**About this task**
Show every line of the data where the word "travail" can be found.

Source records
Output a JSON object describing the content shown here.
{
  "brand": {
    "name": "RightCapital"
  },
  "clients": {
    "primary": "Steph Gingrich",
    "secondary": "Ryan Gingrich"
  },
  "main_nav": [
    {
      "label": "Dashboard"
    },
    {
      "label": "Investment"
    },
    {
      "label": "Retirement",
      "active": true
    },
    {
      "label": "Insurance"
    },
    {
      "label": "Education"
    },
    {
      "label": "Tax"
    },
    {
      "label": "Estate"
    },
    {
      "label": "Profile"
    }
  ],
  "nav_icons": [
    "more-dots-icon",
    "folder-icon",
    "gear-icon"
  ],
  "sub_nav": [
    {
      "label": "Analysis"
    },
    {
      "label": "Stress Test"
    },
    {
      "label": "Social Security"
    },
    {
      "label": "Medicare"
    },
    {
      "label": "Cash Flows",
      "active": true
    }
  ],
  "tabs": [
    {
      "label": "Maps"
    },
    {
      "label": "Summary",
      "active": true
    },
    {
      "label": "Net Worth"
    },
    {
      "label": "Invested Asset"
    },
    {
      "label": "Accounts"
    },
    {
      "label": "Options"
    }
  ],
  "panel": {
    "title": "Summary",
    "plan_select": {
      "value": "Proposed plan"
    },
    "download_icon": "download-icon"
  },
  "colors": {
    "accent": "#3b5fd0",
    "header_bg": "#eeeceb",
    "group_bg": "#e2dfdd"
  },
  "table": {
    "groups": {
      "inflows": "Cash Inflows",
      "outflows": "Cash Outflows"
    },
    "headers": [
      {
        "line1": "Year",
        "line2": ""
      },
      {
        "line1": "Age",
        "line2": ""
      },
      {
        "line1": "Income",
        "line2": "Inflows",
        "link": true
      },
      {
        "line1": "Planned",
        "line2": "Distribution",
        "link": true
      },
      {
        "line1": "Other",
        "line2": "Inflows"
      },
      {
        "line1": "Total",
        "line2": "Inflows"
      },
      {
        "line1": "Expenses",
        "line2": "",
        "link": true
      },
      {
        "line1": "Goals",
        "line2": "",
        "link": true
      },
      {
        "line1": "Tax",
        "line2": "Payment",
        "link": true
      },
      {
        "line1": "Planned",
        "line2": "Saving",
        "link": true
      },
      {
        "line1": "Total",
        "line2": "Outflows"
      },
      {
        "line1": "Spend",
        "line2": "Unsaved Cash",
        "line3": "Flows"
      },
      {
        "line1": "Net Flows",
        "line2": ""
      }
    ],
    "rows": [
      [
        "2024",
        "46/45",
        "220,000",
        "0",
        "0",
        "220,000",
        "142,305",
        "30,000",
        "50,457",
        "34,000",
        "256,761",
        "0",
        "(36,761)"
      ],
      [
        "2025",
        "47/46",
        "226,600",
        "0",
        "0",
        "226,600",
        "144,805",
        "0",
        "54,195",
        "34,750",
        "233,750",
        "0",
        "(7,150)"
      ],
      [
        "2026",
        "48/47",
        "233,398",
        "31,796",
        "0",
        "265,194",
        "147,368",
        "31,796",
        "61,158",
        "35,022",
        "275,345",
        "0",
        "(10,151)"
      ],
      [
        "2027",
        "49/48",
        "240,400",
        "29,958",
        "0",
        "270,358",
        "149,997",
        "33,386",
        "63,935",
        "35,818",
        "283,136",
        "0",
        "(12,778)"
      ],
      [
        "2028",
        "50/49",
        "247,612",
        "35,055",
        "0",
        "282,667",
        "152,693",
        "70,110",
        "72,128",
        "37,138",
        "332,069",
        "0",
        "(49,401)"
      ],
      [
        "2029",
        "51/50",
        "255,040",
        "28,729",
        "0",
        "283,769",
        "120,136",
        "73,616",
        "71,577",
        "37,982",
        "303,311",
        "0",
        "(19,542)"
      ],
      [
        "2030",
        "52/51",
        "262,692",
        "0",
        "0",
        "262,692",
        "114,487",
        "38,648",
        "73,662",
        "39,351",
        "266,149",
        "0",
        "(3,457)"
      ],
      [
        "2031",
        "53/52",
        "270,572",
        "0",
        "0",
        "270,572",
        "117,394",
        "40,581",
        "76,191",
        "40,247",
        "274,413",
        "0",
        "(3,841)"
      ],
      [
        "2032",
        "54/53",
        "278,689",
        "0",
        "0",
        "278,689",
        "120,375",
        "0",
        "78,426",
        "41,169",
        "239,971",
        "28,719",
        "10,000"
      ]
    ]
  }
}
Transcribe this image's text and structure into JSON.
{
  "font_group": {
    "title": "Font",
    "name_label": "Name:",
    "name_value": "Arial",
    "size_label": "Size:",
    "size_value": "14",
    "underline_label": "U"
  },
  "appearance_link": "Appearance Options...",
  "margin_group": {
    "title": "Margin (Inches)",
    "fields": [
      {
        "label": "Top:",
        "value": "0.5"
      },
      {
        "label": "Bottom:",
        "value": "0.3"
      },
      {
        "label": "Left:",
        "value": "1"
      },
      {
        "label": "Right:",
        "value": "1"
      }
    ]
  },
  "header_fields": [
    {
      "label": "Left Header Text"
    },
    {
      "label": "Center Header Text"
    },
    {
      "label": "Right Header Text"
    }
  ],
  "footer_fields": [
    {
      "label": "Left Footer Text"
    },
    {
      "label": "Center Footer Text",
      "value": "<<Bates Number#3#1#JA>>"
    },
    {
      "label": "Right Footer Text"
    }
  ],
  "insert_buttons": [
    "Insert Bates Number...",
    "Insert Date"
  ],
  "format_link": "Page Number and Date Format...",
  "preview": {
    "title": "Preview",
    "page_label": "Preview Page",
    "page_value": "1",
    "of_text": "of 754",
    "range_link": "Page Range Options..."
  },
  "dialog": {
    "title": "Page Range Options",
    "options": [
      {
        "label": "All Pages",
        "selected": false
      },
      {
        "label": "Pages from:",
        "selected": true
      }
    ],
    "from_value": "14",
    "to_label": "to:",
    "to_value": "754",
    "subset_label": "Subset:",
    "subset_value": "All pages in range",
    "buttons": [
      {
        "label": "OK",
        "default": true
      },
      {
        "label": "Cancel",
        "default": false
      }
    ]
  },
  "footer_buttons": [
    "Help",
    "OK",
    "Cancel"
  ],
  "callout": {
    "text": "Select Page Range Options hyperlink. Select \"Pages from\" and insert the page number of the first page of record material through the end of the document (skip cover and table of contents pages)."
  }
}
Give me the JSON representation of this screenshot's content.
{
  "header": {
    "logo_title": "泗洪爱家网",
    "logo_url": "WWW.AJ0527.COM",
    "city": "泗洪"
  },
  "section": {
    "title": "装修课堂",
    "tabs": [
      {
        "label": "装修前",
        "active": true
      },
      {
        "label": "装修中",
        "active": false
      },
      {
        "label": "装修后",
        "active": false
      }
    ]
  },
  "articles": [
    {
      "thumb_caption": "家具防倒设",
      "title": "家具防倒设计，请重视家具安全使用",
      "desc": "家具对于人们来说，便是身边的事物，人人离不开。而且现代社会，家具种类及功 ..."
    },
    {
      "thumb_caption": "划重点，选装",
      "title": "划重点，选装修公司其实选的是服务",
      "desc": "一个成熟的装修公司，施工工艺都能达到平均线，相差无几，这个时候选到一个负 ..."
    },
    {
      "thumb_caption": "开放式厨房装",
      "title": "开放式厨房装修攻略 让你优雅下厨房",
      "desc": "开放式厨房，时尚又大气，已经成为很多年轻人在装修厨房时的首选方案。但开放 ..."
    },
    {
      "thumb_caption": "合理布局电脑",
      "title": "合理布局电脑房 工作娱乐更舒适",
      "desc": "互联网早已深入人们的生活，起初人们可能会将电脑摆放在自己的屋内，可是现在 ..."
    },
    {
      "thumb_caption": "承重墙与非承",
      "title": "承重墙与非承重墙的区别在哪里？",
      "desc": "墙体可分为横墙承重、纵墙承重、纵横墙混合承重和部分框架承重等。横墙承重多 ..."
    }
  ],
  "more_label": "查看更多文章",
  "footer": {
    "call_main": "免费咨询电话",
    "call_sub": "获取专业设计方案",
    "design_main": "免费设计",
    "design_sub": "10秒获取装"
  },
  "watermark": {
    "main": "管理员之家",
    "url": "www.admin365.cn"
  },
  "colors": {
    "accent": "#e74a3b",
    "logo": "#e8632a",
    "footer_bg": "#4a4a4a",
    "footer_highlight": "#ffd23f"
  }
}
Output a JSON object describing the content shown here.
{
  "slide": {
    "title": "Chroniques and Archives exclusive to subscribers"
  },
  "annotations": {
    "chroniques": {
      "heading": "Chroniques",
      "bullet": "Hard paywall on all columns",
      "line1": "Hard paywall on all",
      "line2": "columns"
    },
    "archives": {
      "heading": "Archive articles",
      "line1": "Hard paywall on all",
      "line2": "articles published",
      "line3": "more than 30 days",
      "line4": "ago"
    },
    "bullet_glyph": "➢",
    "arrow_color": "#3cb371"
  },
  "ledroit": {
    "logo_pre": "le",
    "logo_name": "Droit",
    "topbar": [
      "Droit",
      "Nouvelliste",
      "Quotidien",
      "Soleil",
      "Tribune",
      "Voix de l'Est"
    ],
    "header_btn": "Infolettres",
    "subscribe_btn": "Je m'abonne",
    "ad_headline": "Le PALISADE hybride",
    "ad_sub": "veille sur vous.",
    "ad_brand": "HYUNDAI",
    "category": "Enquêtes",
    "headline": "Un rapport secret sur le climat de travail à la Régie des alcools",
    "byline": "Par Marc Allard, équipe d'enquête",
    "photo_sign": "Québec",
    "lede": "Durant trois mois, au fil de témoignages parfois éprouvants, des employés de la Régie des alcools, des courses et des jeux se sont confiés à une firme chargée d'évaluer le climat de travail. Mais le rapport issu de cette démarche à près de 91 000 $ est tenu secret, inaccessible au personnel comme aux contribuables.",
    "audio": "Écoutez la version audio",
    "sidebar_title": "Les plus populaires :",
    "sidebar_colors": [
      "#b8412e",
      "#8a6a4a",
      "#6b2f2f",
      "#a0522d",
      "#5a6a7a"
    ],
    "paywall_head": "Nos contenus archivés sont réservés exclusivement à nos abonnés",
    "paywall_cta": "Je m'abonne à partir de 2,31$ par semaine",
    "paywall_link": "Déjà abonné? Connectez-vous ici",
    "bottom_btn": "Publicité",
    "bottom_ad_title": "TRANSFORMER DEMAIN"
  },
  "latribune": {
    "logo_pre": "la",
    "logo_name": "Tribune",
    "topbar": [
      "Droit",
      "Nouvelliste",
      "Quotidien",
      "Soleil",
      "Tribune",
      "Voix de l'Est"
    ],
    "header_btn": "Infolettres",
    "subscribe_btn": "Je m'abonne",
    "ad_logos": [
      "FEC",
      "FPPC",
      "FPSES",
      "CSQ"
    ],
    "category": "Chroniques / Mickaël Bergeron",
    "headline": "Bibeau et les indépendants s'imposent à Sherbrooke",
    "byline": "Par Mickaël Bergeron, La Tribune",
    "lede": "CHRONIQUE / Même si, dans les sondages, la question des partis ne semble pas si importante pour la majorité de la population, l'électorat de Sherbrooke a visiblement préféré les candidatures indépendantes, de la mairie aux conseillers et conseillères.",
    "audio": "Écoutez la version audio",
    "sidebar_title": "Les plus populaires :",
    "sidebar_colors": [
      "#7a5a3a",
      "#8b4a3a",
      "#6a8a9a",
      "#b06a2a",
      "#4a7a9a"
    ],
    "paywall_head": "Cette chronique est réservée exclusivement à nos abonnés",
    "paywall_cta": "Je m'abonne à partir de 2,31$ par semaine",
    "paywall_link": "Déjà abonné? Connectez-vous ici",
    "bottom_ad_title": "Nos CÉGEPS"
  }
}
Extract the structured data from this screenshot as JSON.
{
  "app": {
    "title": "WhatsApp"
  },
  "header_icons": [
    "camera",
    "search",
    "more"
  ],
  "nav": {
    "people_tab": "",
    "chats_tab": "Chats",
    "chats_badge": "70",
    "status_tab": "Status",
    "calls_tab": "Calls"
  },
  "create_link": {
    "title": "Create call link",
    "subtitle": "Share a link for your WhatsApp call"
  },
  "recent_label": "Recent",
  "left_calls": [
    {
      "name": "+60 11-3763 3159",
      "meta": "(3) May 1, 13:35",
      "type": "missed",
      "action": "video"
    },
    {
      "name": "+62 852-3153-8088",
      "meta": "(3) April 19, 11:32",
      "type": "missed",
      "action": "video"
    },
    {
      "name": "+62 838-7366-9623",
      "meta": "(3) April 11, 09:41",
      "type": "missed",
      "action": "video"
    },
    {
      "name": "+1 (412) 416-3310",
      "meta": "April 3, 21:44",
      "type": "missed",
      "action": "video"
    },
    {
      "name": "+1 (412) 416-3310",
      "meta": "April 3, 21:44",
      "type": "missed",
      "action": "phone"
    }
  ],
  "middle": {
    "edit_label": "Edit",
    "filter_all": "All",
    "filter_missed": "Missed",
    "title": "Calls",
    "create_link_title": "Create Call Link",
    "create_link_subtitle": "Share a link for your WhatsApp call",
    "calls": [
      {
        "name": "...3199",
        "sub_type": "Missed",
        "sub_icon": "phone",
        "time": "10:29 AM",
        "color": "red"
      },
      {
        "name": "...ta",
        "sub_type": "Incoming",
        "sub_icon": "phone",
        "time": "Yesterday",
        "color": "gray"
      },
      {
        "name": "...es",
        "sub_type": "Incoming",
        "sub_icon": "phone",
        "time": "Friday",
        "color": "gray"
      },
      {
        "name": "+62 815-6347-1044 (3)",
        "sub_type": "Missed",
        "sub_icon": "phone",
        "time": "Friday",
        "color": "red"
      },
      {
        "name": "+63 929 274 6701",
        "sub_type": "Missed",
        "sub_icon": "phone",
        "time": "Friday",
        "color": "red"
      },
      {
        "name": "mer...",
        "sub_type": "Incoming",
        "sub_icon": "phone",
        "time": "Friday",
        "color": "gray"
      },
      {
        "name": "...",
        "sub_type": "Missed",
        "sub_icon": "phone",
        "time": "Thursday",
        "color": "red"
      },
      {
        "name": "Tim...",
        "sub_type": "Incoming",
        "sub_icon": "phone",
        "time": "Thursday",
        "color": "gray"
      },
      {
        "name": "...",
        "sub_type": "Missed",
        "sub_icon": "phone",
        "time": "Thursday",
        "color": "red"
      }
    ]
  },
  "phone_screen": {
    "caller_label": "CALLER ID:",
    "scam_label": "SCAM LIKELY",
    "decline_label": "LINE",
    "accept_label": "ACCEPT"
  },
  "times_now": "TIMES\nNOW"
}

**Exercise output**
    "headline": "Un rapport secret sur le climat de travail à la Régie des alcools",
    "lede": "Durant trois mois, au fil de témoignages parfois éprouvants, des employés de la Régie des alcools, des courses et des jeux se sont confiés à une firme chargée d'évaluer le climat de travail. Mais le rapport issu de cette démarche à près de 91 000 $ est tenu secret, inaccessible au personnel comme aux contribuables.",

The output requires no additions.